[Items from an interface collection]
━━━━
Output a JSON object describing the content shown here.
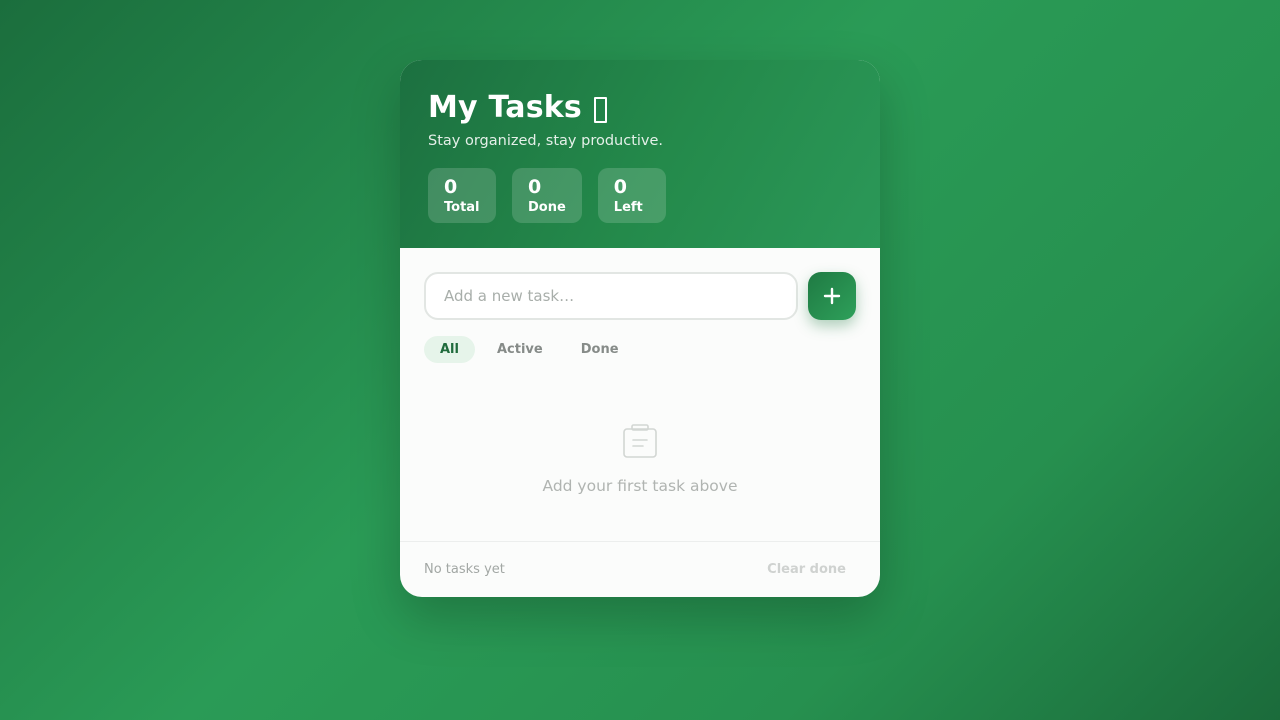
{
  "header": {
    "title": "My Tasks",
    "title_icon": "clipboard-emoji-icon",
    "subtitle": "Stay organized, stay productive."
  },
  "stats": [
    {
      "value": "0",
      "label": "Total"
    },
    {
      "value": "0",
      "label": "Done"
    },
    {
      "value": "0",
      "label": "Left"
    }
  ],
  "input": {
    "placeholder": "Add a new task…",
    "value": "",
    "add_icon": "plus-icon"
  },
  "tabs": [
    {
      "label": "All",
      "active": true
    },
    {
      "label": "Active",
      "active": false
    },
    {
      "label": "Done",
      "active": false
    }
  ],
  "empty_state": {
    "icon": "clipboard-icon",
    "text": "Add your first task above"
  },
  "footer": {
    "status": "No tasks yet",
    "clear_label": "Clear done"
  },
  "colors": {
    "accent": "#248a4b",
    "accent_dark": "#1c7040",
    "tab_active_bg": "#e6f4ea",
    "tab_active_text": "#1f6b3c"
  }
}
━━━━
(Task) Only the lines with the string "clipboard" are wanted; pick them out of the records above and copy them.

(Answer area)
    "title_icon": "clipboard-emoji-icon",
    "icon": "clipboard-icon",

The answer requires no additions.